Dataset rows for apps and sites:
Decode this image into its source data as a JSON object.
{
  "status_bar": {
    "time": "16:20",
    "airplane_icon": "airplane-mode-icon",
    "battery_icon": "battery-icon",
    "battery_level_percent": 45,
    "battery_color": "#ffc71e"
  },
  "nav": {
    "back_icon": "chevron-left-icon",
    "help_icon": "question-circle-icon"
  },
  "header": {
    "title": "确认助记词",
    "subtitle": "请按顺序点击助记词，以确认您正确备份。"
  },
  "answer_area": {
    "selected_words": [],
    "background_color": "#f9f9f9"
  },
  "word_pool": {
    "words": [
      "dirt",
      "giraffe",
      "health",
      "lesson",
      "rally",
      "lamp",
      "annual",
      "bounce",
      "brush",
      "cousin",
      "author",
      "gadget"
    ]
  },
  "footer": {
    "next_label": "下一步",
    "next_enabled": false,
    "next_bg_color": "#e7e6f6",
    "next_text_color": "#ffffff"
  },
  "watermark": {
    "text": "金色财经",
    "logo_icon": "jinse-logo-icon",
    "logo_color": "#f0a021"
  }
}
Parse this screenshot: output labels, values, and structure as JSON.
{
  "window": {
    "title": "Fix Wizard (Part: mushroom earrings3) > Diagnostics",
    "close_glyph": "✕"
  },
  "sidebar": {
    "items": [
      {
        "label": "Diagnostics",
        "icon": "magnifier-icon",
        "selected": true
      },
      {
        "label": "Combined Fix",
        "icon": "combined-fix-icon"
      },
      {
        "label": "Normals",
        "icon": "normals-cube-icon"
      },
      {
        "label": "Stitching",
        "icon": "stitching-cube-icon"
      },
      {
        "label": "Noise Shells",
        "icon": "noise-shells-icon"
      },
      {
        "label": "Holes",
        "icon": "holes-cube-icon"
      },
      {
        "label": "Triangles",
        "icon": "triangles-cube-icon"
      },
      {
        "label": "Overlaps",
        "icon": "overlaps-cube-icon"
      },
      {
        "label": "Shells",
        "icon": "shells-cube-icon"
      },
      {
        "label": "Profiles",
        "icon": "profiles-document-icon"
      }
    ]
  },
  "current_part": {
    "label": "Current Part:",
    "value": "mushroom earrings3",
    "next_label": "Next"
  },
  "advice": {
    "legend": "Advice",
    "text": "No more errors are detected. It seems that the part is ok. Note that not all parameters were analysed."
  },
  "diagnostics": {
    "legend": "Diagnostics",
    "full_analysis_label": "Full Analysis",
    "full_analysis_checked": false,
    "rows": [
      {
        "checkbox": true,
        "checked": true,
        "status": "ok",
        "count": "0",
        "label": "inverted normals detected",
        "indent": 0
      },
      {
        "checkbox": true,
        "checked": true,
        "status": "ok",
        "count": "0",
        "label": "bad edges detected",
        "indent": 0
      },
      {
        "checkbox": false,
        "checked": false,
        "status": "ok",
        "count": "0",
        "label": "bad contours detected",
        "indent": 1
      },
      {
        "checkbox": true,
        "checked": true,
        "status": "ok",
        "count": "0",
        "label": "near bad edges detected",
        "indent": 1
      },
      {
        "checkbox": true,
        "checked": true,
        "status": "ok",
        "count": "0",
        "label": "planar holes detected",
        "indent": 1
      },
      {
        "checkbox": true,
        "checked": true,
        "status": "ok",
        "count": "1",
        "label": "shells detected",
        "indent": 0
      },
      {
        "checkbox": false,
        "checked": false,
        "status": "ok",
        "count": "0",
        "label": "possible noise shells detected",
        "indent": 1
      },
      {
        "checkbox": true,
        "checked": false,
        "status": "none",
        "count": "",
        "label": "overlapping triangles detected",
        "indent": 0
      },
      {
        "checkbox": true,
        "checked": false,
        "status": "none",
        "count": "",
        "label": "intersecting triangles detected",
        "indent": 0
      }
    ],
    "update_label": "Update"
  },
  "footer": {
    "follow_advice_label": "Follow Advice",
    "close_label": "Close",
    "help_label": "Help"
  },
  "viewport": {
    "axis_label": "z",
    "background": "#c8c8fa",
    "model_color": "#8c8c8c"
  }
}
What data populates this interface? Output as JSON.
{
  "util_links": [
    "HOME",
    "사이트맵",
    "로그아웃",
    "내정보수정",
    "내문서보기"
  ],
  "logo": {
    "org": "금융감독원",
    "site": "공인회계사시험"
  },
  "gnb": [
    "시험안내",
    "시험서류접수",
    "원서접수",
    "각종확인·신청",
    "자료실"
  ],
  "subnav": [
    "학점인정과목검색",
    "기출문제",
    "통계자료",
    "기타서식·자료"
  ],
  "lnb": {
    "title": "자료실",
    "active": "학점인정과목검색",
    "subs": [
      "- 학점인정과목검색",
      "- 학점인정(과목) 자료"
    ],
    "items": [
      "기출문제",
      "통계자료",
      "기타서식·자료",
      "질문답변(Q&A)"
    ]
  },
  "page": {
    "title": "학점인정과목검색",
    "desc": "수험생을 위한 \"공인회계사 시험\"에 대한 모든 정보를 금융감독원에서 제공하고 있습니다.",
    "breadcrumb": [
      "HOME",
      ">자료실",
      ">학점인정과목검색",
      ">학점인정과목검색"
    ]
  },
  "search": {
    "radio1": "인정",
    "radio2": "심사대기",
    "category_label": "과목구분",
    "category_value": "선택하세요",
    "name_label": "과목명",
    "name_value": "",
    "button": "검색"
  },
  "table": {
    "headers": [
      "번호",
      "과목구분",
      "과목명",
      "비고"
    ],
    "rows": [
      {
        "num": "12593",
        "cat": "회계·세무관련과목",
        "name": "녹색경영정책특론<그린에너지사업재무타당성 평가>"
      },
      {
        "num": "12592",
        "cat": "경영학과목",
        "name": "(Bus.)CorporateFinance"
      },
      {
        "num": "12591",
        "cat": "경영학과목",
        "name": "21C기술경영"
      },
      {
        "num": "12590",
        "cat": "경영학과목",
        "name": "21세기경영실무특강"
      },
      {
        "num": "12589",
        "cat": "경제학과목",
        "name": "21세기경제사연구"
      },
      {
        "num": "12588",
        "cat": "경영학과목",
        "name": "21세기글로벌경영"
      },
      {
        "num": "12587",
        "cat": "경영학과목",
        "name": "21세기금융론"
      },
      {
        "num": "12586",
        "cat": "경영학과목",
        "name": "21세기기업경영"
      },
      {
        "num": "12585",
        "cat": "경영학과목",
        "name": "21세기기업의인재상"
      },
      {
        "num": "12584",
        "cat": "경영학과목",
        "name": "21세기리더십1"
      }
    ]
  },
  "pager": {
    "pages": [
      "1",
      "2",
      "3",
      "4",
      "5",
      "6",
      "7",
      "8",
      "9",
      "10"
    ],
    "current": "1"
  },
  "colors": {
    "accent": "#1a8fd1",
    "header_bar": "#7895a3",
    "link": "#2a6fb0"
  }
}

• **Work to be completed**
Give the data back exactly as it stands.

• **Answer to this exercise**
Decode this image into its source data as a JSON object.
{
  "status_bar": {
    "time": "16:20",
    "airplane_icon": "airplane-mode-icon",
    "battery_icon": "battery-icon",
    "battery_level_percent": 45,
    "battery_color": "#ffc71e"
  },
  "nav": {
    "back_icon": "chevron-left-icon",
    "help_icon": "question-circle-icon"
  },
  "header": {
    "title": "确认助记词",
    "subtitle": "请按顺序点击助记词，以确认您正确备份。"
  },
  "answer_area": {
    "selected_words": [],
    "background_color": "#f9f9f9"
  },
  "word_pool": {
    "words": [
      "dirt",
      "giraffe",
      "health",
      "lesson",
      "rally",
      "lamp",
      "annual",
      "bounce",
      "brush",
      "cousin",
      "author",
      "gadget"
    ]
  },
  "footer": {
    "next_label": "下一步",
    "next_enabled": false,
    "next_bg_color": "#e7e6f6",
    "next_text_color": "#ffffff"
  },
  "watermark": {
    "text": "金色财经",
    "logo_icon": "jinse-logo-icon",
    "logo_color": "#f0a021"
  }
}
Parse this screenshot: output labels, values, and structure as JSON.
{
  "window": {
    "title": "Fix Wizard (Part: mushroom earrings3) > Diagnostics",
    "close_glyph": "✕"
  },
  "sidebar": {
    "items": [
      {
        "label": "Diagnostics",
        "icon": "magnifier-icon",
        "selected": true
      },
      {
        "label": "Combined Fix",
        "icon": "combined-fix-icon"
      },
      {
        "label": "Normals",
        "icon": "normals-cube-icon"
      },
      {
        "label": "Stitching",
        "icon": "stitching-cube-icon"
      },
      {
        "label": "Noise Shells",
        "icon": "noise-shells-icon"
      },
      {
        "label": "Holes",
        "icon": "holes-cube-icon"
      },
      {
        "label": "Triangles",
        "icon": "triangles-cube-icon"
      },
      {
        "label": "Overlaps",
        "icon": "overlaps-cube-icon"
      },
      {
        "label": "Shells",
        "icon": "shells-cube-icon"
      },
      {
        "label": "Profiles",
        "icon": "profiles-document-icon"
      }
    ]
  },
  "current_part": {
    "label": "Current Part:",
    "value": "mushroom earrings3",
    "next_label": "Next"
  },
  "advice": {
    "legend": "Advice",
    "text": "No more errors are detected. It seems that the part is ok. Note that not all parameters were analysed."
  },
  "diagnostics": {
    "legend": "Diagnostics",
    "full_analysis_label": "Full Analysis",
    "full_analysis_checked": false,
    "rows": [
      {
        "checkbox": true,
        "checked": true,
        "status": "ok",
        "count": "0",
        "label": "inverted normals detected",
        "indent": 0
      },
      {
        "checkbox": true,
        "checked": true,
        "status": "ok",
        "count": "0",
        "label": "bad edges detected",
        "indent": 0
      },
      {
        "checkbox": false,
        "checked": false,
        "status": "ok",
        "count": "0",
        "label": "bad contours detected",
        "indent": 1
      },
      {
        "checkbox": true,
        "checked": true,
        "status": "ok",
        "count": "0",
        "label": "near bad edges detected",
        "indent": 1
      },
      {
        "checkbox": true,
        "checked": true,
        "status": "ok",
        "count": "0",
        "label": "planar holes detected",
        "indent": 1
      },
      {
        "checkbox": true,
        "checked": true,
        "status": "ok",
        "count": "1",
        "label": "shells detected",
        "indent": 0
      },
      {
        "checkbox": false,
        "checked": false,
        "status": "ok",
        "count": "0",
        "label": "possible noise shells detected",
        "indent": 1
      },
      {
        "checkbox": true,
        "checked": false,
        "status": "none",
        "count": "",
        "label": "overlapping triangles detected",
        "indent": 0
      },
      {
        "checkbox": true,
        "checked": false,
        "status": "none",
        "count": "",
        "label": "intersecting triangles detected",
        "indent": 0
      }
    ],
    "update_label": "Update"
  },
  "footer": {
    "follow_advice_label": "Follow Advice",
    "close_label": "Close",
    "help_label": "Help"
  },
  "viewport": {
    "axis_label": "z",
    "background": "#c8c8fa",
    "model_color": "#8c8c8c"
  }
}
What data populates this interface? Output as JSON.
{
  "util_links": [
    "HOME",
    "사이트맵",
    "로그아웃",
    "내정보수정",
    "내문서보기"
  ],
  "logo": {
    "org": "금융감독원",
    "site": "공인회계사시험"
  },
  "gnb": [
    "시험안내",
    "시험서류접수",
    "원서접수",
    "각종확인·신청",
    "자료실"
  ],
  "subnav": [
    "학점인정과목검색",
    "기출문제",
    "통계자료",
    "기타서식·자료"
  ],
  "lnb": {
    "title": "자료실",
    "active": "학점인정과목검색",
    "subs": [
      "- 학점인정과목검색",
      "- 학점인정(과목) 자료"
    ],
    "items": [
      "기출문제",
      "통계자료",
      "기타서식·자료",
      "질문답변(Q&A)"
    ]
  },
  "page": {
    "title": "학점인정과목검색",
    "desc": "수험생을 위한 \"공인회계사 시험\"에 대한 모든 정보를 금융감독원에서 제공하고 있습니다.",
    "breadcrumb": [
      "HOME",
      ">자료실",
      ">학점인정과목검색",
      ">학점인정과목검색"
    ]
  },
  "search": {
    "radio1": "인정",
    "radio2": "심사대기",
    "category_label": "과목구분",
    "category_value": "선택하세요",
    "name_label": "과목명",
    "name_value": "",
    "button": "검색"
  },
  "table": {
    "headers": [
      "번호",
      "과목구분",
      "과목명",
      "비고"
    ],
    "rows": [
      {
        "num": "12593",
        "cat": "회계·세무관련과목",
        "name": "녹색경영정책특론<그린에너지사업재무타당성 평가>"
      },
      {
        "num": "12592",
        "cat": "경영학과목",
        "name": "(Bus.)CorporateFinance"
      },
      {
        "num": "12591",
        "cat": "경영학과목",
        "name": "21C기술경영"
      },
      {
        "num": "12590",
        "cat": "경영학과목",
        "name": "21세기경영실무특강"
      },
      {
        "num": "12589",
        "cat": "경제학과목",
        "name": "21세기경제사연구"
      },
      {
        "num": "12588",
        "cat": "경영학과목",
        "name": "21세기글로벌경영"
      },
      {
        "num": "12587",
        "cat": "경영학과목",
        "name": "21세기금융론"
      },
      {
        "num": "12586",
        "cat": "경영학과목",
        "name": "21세기기업경영"
      },
      {
        "num": "12585",
        "cat": "경영학과목",
        "name": "21세기기업의인재상"
      },
      {
        "num": "12584",
        "cat": "경영학과목",
        "name": "21세기리더십1"
      }
    ]
  },
  "pager": {
    "pages": [
      "1",
      "2",
      "3",
      "4",
      "5",
      "6",
      "7",
      "8",
      "9",
      "10"
    ],
    "current": "1"
  },
  "colors": {
    "accent": "#1a8fd1",
    "header_bar": "#7895a3",
    "link": "#2a6fb0"
  }
}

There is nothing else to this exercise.